▶ _Task brief_:
Find every line below where the string "部分弧長" shows up, and copy those lines.

▶ _Information given_:
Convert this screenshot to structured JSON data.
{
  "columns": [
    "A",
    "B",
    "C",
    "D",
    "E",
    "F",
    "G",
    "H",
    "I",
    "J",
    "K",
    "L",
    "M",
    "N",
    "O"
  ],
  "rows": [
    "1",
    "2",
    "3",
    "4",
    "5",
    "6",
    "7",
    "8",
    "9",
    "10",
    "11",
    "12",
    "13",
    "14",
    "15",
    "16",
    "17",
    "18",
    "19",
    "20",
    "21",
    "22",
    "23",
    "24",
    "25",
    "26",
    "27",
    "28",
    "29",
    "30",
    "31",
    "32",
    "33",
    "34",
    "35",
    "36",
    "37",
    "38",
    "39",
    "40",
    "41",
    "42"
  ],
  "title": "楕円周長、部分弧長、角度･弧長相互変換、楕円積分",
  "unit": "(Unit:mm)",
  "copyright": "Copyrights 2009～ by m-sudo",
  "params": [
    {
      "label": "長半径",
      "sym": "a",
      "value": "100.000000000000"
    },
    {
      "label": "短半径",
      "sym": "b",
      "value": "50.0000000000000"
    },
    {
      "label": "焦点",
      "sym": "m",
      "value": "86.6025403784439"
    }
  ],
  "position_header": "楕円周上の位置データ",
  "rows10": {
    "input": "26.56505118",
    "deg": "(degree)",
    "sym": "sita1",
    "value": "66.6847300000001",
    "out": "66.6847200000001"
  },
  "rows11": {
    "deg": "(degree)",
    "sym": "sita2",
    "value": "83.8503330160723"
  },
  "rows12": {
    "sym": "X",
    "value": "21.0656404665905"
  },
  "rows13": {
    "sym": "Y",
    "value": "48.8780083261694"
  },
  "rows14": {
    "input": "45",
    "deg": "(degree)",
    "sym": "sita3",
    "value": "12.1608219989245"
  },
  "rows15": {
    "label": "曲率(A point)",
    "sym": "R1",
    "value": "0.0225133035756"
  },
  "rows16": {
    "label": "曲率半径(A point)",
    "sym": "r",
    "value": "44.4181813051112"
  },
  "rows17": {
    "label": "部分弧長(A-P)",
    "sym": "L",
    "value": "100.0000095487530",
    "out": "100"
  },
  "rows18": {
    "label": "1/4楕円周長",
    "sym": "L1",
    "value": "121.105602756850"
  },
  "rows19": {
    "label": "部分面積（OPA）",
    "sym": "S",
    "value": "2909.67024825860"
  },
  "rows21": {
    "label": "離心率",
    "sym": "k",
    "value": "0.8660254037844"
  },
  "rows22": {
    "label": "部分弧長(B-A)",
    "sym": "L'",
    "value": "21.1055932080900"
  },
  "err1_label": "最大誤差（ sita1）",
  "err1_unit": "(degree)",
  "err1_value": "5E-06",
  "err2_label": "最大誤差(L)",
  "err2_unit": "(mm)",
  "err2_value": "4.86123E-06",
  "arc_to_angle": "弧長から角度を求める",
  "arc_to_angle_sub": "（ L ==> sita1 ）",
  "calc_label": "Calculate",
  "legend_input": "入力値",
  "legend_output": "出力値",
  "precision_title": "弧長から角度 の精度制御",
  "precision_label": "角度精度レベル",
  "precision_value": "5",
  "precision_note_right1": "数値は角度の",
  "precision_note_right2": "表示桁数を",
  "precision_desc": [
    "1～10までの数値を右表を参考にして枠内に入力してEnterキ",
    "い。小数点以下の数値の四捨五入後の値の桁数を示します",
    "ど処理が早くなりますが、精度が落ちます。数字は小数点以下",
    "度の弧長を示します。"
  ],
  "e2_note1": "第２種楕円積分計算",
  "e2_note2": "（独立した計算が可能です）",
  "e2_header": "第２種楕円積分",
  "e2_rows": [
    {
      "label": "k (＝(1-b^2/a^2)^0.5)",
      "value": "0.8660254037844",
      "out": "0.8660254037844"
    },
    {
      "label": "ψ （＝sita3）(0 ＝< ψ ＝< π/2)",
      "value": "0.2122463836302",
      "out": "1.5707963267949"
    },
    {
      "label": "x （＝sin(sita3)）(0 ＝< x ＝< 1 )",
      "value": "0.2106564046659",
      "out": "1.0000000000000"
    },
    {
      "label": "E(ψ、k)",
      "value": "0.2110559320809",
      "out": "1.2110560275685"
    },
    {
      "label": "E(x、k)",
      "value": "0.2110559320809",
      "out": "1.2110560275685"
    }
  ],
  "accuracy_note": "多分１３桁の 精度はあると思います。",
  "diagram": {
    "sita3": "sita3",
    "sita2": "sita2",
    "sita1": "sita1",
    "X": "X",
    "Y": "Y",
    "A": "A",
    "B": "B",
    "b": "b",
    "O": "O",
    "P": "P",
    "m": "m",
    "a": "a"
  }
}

▶ _Answer section_:
  "title": "楕円周長、部分弧長、角度･弧長相互変換、楕円積分",
    "label": "部分弧長(A-P)",
    "label": "部分弧長(B-A)",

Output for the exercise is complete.